Survey Reveals Grad Students' Satisfaction with Departments

Alexi Baker
Daily Texan
November 15, 1999

The results of an online survey of graduate students' satisfaction with their departments were revealed Friday at the University.

At Flawn Academic Center, survey co-authors Geoff Davis and Peter Fiske said they received 6,500 online responses from 1,852 colleges and universities, including about 70 from UT graduate students. The audience included more than 30 UT professors, administrators and graduate students, and representatives from schools like Texas A&M University and the University of Houston.

The survey was sponsored by the National Association of Graduate and Professional Students and was publicized in online and print journals.

Fiske and Davis said they only released the results for individual universities to administrators because of school officials' concerns about how the survey had been conducted and interpreted.

Davis, a researcher at Microsoft Research, and Fiske, a planetary scientist at Lawrence Livermore National Laboratory, used the responses as an indicator of how departments have adopted reforms advocated by the National Academy of Sciences, the National Research Council and the Association of American Universities.

Reforms include making guidelines for student advising more specific and providing a broader education so students have more job options once they get their degree.

Fiske said that while the overall results are satisfactory, there are specific areas that need work.

"It's not a horrible report card, but you really would hope your students would do a little better," said Fiske, also the author of To Boldly Go ... a Practical Career Guide for Young Scientists.

According to the results, more than half of respondents rated specific aspects of their universities positively.

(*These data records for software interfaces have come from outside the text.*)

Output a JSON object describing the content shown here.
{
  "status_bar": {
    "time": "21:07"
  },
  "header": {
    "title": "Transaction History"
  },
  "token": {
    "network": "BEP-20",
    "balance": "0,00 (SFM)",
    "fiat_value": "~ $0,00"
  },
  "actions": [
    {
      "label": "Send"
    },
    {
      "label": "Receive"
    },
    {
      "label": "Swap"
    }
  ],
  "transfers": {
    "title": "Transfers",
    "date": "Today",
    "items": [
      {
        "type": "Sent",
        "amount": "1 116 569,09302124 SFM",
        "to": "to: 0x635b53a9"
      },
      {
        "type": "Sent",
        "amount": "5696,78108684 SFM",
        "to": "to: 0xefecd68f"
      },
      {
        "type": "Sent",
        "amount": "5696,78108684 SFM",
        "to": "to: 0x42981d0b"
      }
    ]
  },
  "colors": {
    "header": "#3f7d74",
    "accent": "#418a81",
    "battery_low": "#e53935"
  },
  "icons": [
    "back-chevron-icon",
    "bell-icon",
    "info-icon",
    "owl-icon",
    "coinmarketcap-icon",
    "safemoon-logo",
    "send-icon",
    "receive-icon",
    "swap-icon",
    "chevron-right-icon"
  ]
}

For example, 64 percent of students agreed that their program provided them with accurate information about how long it would take for them to get their degree, and 65 percent agreed that their program did a good job of preparing them for careers outside academics.

Fiske and Davis said the announcement and panel discussion took place at the University because its Graduate School Professional Development Program, which teaches graduate students how to succeed after graduating, should be an example for other universities.

"We're here at the University of Texas because you have the most innovative and forward-thinking program for graduate development, not only in the nation, but I think maybe in the world," Fiske said.

Fiske and Davis joined UT President Larry Faulkner, College of Liberal Arts Dean Richard Lariviere, kinesiology doctoral candidate Denise Gobert and College of Communication Dean Ellen Wartella in a panel discussion entitled "Academics and Professionalism."

Problems discussed included departments changing too slowly, and the demand for teaching assistants and researchers determining the number of graduate students admitted.

Although the researchers said the University should be a leader in graduate school reform, UT administrators said certain aspects, such as the inexperience of teaching assistants, still need improvement.

Faulkner said many of the UT graduate schools' problems are related to students not realizing what they're getting into.

"A large fraction of the problems we have right now is that many students go to grad school without a clear idea of why they're there," he said.

Jane Jo, a graduate student in radio, television and film, said the discussion was dominated by faculty and administrators, but was interesting and should have been more publicized to students.

"It's great that they get together and talk about it amongst themselves, but there should be grad students talking about it, too," Jo said.